I grew up in a very un-kept house. If relatives were coming for the holidays, it was a total freak-out to get the house cleaned up. I even remember a few times when friends popped by unannounced (like people in the south do), and we literally hid until they left because of the condition of the house, which my grandmother would dubiously brag was decorated in the style of “Early Salvation Army”.
When I grew up I made a vow – “As Bob is my witless, I will never clean for company again!”
How’s that French? I know, I’m sort of like the family in My Big Fat Greek Wedding – everything that’s good traces back to being French. But I will tell you how it connects – the French lifestyle is about confidence and appreciating the beauty of things around you. And you just can’t do that while living in a big hot mess.
If one of your goals is to live in an orderly, kept house, here are some suggestions.
Make a schedule
Work out a plan of the tasks that need to be done daily, weekly and monthly, and then execute. I have a simple outline that I follow, not rigidly, but it keeps me focused on what needs to be done. The monthly tasks are usually rotated throughout the weekends.
Spot clean floor if needed
Put in a load of laundry if needed
Handle email and desk papers
Load dishwasher, wipe counters, stove and sink
Fold laundry if needed
Pick up and put away
Wipe down bathroom sinks
Clean fridge, stove and hood
Tidy closets and cabinets
Clean patios and yard
Wipe down baseboards and light switches, sweep cobwebs
Clean one area at a time
I love the satisfaction of finishing things, even if it’s scraping the last bit of mustard out of the jar, and that applies to my home keeping as well. It’s easy to get into a sort of “Cat in the Hat” scenario where you find something that goes in another area of the house and go to put it away, only to find that work is needed there too, which you jump in to, so nothing really gets completed.
When I am cleaning one area and come across things that belong in other rooms, I stack them up or pile them into a laundry basket and refuse to put them away until I’m finished with the task at hand. It keeps me focused and when I’m done, I’m done.
Give yourself a timeframe to complete tasks

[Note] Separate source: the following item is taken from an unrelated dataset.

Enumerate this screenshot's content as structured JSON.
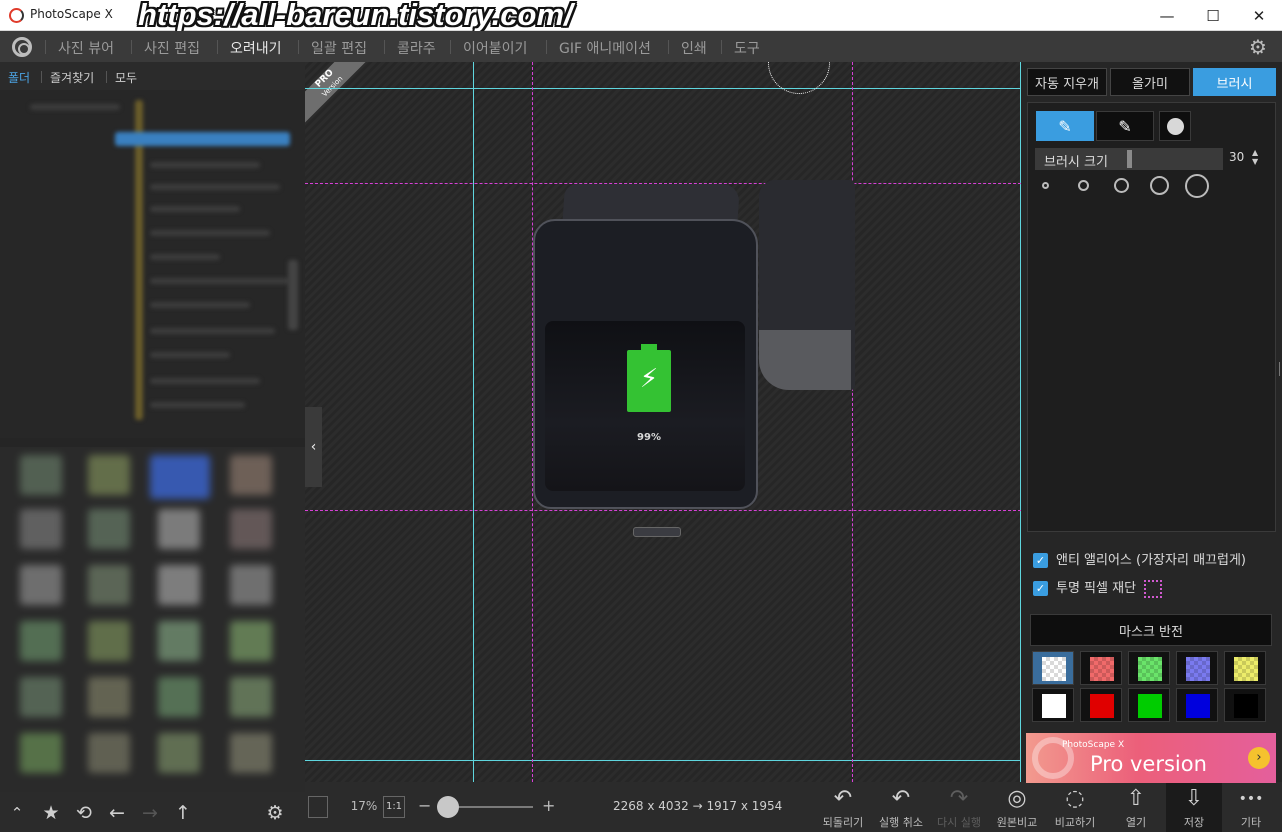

Here’s a little game I play with myself that makes the work fly by. When I start a task, for example cleaning the bathroom, I set a target of how long it will take me to finish. I make the target stiff but doable. Then the game is to beat my target. It’s surprising to find what can be done in such a short time, and besides it’s always better to have a game.
Use extra minutes wisely
Wouldn’t it be nice if we could take all of the extra 2 or 3 spare minutes of the day waiting for time to leave for somewhere or being on hold, etc. and squoosh them up into an extra hour or two? Well I don’t have an answer for that (I’m not a unicorn, you know), but I can tell you what to do with an extra 2 or 3 or 5 minutes –
Clean a mirror
Wipe down a sink
Sort the mail
Put away anything accumulated on the dining room table
File a few things on your desk
Fluff the sofa pillows
Take out the trash
Stick cups and glasses in the dishwasher
Clean out your purse
Empty the waste baskets
Water the plants
I once had a houseguest comment, “your house is always so clean but I never see you cleaning!” Yep, minute here, minute there.
Clutter by Design
If the same clutter keeps appearing in the same place over and over, it just means it doesn’t have a good home.
A great way to take control of clutter is through the cunning use of baskets, hooks and decorative containers. Install hooks by the door you typically enter through, to drop off handbags and coats. Use a decorative bowl to catch keys and shed sunglasses. Place an attractive basket next to the sofa for magazines and catalogs you want to look through later.
Plan a spot for the items that invariably keep showing up and prevent them from accumulating in places you don’t want them.
Earlier this year I had a little fit of Konmari (well, sort of bastardized Konmari – rather than tackling things by category, I attacked by rooms.)
I assigned 3 criteria for keeping things – do I use it, do I need or want it and do I love it. Anything that didn’t fit into one of those 3 criteria had to go. We took 3 carloads of books, CD’s, clothing and house crap to Goodwill and endless bags to the garbage can (including 2 full bags just out of my desk!)
Everything that remained was put in the “logical” place to find it – office supplies in the office, guest linens in the closet near the guest room, etc. That way I don’t have to “remember” where anything is, I can just look where it ought to be.
Not only was it liberating to shed unwanted/unneeded things, I now know where everything in my house is, I love and use everything in my house, and it’s easy to return things to where they belong.
I believe you have to find balance in all things. I will never be so clean and fussy that you wouldn’t feel comfortable putting your feet up, nor so messy as to feel uncomfortable. And I will certainly never hide when someone comes knocking unexpectedly – well, not because of the house anyway.